Dataset records START

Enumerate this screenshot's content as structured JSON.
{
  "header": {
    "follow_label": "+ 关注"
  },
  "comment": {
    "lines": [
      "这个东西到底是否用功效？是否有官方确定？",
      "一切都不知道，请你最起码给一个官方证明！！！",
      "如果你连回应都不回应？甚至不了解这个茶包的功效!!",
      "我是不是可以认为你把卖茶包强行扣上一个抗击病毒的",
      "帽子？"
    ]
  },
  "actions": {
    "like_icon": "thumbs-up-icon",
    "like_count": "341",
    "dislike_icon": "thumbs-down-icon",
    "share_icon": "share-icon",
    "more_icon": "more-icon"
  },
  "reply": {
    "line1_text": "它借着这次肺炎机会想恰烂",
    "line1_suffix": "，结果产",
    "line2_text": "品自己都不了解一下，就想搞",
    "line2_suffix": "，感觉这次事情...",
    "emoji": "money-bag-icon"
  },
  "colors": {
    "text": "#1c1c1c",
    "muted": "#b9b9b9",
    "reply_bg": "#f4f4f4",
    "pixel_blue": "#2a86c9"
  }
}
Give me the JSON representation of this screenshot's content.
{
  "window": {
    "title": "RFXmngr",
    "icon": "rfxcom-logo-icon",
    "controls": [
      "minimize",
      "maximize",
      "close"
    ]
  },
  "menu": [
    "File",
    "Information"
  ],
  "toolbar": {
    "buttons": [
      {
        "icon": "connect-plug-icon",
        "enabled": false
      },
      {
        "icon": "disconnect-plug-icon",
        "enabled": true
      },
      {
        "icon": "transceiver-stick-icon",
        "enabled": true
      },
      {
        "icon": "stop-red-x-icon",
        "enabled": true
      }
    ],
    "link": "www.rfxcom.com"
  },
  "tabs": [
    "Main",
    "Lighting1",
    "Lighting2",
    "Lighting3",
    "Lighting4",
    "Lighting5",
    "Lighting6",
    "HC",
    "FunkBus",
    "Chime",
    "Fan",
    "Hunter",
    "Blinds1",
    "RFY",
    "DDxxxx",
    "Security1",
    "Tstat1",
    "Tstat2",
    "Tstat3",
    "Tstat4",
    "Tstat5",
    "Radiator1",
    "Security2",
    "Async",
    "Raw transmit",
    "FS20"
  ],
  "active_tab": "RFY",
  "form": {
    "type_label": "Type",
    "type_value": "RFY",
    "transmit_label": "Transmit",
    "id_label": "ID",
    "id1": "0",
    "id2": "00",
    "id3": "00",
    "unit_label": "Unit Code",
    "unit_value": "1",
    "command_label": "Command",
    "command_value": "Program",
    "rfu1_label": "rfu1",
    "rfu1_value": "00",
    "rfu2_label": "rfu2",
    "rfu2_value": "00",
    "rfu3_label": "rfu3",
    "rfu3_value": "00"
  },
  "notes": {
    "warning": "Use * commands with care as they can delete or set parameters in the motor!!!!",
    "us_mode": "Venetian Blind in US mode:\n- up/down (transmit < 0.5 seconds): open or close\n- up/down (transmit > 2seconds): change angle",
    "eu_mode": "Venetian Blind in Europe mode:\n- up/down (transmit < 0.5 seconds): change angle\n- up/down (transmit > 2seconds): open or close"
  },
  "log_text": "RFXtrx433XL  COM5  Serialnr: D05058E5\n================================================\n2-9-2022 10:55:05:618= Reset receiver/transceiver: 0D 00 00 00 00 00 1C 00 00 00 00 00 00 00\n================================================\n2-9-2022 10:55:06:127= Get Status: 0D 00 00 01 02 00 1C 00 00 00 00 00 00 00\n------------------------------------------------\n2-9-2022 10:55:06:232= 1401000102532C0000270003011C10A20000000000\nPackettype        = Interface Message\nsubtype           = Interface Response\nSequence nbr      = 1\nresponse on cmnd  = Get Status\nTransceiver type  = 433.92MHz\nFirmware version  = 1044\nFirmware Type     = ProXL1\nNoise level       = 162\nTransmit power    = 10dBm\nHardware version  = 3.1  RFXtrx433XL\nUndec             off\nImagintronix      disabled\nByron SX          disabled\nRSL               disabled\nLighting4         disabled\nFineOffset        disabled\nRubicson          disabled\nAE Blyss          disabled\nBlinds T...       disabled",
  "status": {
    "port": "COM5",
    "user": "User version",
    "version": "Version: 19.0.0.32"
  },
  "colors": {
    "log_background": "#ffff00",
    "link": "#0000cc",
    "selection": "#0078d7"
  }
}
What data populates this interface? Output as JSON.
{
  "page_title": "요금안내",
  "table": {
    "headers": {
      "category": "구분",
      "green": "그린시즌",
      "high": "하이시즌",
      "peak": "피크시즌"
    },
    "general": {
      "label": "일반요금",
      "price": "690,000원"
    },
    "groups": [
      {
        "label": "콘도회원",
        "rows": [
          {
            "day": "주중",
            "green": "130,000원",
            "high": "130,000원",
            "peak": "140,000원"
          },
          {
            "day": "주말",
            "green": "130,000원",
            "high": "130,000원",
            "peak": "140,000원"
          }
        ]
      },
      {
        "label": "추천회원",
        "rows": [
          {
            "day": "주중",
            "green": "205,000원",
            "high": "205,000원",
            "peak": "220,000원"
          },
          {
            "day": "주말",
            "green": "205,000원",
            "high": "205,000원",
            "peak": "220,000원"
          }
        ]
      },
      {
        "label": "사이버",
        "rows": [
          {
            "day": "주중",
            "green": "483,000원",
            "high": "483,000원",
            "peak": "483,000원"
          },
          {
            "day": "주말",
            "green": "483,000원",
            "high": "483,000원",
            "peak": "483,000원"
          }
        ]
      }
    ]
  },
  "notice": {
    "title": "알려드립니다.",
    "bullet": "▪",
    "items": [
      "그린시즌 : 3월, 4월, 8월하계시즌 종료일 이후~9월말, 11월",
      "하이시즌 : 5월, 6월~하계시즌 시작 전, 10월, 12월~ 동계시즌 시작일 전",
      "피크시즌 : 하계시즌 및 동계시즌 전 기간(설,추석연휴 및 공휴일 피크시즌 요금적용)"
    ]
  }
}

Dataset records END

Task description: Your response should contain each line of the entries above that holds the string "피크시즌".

Solved problem:
      "peak": "피크시즌"
      "피크시즌 : 하계시즌 및 동계시즌 전 기간(설,추석연휴 및 공휴일 피크시즌 요금적용)"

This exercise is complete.